Tuesday, October 9, 2012

6.13.19 A Jammer successfully calling off a jam when she is not Lead Jammer.

Today's rule is an Illegal Procedure major penalty. It is similar to yesterday's rule, however it is a penalty for a jam that is successfully called off when the non-lead jammer attempts to call it off. Per rule 3.4.6, only the lead jammer may call off the jam. If a jammer is not lead, and she taps her hips repeatedly, she is giving the signal to call off the jam, which is an attempt to have it called of. If the jam is called off as a result of this illegal attempt, the jammer will receive a major penalty.

It is because of this rule why the accepted practice of only jam refs calling off the jam has come about. The jam refs are the ones who will know best if a jammer is or isn't actually lead. By jam refs calling off jams first, it helps prevent this penalty from having to be issued.

This penalty used to be a little ambiguous. Prior to version 4.0 of the WFTDA rules it said "successfully calling off a jam", making it unclear if this rule applied to only jammers or all skaters. Considering only jammers can call off jams, it didn't make sense that this rule would apply to blockers. However, the fact that no particular position was identified made it unclear. The rule was eventually changed to read "a jammer successfully calling off a jam". It is now very clear that this rule applies only to jammers who are not lead.


Friday, October 5, 2012

6.13.24 A skater, after addressing mid jam equipment malfunction, re-entering the track in front of more than one pack skater.

Today’s rule is an Illegal Procedure major penalty. Much like yesterday’s rule, it is a penalty for illegal reentry to the track. Even though it seems like this would be a Cutting rule, penalties for Cutting are issued for reentering in front of in play skaters while illegal reentry is penalized for reentering in front of pack skaters. There is, of course, specifics to when illegal reentry penalties are issued, such as this rule, which is issued for illegal reentry after addressing mid jam equipment malfunction. If a skater leaves to the track to address an equipment malfunction during a jam and returns to the track in front of more than one pack skater, she will receive a major penalty.


Wednesday, October 3, 2012

6.13.27 Removing required safety equipment (see Section 7.3.6 and Section 10.1.1).

Today's rule is an Illegal Procedure major penalty. Removing safety equipment is a major penalty to the offending skater. However, this doesn't apply always. This rule references 10.1.1 which says that "protective gear must be worn while skating in a jam, including to and from the penalty box", while 7.3.6 allows a skater to remove their mouthguard while in the penalty box, but only when they are seated. Thus, if a skater is not skating in a jam (meaning she is in her bench area) then she will not receive a penalty for removing safety equipment. Skaters are allowed to leave and rejoin a jam to address an equipment malfunction, however they may not remove the equipment if they are in the jam. So, if a skater is having trouble with a knee or elbow pad, for example, they may skate out of bounds to adjust the pad and get it tightened, straightened, or do whatever else is necessary, so long as it is not removed.

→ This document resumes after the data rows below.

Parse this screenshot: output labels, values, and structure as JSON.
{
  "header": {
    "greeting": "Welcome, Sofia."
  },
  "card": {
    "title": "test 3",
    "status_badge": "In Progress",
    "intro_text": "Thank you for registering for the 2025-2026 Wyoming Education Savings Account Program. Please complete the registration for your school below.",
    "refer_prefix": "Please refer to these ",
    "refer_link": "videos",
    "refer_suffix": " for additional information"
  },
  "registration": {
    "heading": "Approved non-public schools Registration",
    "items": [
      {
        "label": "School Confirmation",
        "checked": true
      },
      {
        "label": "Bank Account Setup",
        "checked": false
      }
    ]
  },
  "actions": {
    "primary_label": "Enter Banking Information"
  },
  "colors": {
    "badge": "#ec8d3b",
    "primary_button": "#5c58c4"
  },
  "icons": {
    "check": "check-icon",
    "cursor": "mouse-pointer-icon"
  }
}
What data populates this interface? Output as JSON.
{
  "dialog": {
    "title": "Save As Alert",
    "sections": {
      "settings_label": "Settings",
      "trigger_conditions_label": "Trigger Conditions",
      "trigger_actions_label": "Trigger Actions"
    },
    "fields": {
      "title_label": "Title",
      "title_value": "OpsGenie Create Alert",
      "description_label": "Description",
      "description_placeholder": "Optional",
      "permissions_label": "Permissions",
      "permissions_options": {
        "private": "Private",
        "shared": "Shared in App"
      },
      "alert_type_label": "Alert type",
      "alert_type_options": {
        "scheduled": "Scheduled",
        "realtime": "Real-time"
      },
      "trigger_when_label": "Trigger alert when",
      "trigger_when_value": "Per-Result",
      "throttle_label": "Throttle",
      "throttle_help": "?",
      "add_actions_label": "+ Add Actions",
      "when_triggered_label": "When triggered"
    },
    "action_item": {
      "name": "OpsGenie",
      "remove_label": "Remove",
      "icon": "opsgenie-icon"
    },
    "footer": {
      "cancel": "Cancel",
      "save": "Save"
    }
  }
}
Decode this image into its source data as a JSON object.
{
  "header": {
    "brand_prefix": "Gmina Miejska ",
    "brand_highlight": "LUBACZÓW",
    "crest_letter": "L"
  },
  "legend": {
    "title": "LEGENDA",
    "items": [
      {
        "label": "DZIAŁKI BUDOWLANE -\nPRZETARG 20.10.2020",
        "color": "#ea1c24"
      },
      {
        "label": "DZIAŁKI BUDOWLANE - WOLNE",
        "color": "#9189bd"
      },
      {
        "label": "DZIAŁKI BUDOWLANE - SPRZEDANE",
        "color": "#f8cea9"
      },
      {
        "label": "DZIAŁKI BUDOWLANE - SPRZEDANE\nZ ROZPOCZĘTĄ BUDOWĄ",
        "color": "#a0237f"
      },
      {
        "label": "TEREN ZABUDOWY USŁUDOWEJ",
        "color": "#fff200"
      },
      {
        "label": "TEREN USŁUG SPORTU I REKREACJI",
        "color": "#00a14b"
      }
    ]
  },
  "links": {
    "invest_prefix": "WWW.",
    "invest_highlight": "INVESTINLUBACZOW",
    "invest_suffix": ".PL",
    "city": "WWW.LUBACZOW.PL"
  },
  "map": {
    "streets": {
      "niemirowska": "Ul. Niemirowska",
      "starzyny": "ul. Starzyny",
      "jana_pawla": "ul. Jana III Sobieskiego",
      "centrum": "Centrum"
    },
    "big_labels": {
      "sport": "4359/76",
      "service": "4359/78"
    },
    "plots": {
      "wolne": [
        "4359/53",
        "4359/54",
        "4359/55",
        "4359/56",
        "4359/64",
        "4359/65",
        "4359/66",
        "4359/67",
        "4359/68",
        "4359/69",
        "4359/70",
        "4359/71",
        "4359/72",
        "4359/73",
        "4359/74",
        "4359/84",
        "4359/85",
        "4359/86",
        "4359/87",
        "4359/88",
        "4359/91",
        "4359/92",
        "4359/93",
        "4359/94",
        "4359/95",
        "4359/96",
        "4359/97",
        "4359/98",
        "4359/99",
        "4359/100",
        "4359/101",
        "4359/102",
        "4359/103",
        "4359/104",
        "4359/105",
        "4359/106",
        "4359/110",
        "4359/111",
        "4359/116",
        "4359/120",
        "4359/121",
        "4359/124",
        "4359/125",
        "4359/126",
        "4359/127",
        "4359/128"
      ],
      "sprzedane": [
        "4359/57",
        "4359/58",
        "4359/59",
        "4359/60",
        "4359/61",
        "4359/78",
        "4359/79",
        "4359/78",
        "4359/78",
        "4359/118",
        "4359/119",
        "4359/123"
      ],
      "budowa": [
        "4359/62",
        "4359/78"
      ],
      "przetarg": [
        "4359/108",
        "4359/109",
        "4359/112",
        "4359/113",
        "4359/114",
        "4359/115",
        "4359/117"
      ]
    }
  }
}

Monday, October 1, 2012

6.13.26 Too many skaters and/or team support staff in the designated team area. The penalty is issued to the Pivot at the time the Penalty is determined. If there is no Pivot in that jam, the penalty is issued to the Captain in all circumstances.

Today's rule is an Illegal Procedure major penalty. This is, at times, a penalty that is easy to issue, and at others a difficult one. Rule 2.1.4 allows up to two non-rostered support staff to be in the team bench area during a game. This is interesting because there's no clear definition of what the "team bench area" is. There isn't a rule that requires the team bench area to be remarked by a tape line, rope, or any such marker. Thus, it is not so obvious to know when a team has more than two support staff on the bench. If a game is played in a hockey arena, and the teams use the rink benches as their team benches, then it is more obvious where the team bench area is. If the venue is open and there is spectator seating behind the benches, then it becomes more difficult to tell where the bench area is. One of the qualifiers that can be used to determine if a team has more than two support staff if it isn't clear, is if more than two people are integrating with the skaters on the bench. If, for example, there is a third person behind the bench handing helmet covers to skaters, then they would be considered a third support staff. If, however, the third person is just talking to the skaters, they wouldn't be considered an extra support staff member. After all, there is no rule preventing communication to and from the bench with audience members.

This penalty is issued to the active pivot at the time it is issued. If the penalty is issued between jams then it would go to the pivot from the previous jam. After all, prior to a jam starting there is technically no pivot, since any number of people can be standing on the track wearing a pivot helmet cover up until the jam start whistle without incurring a penalty. If there was no pivot in the previous jam, then the major goes to the captain.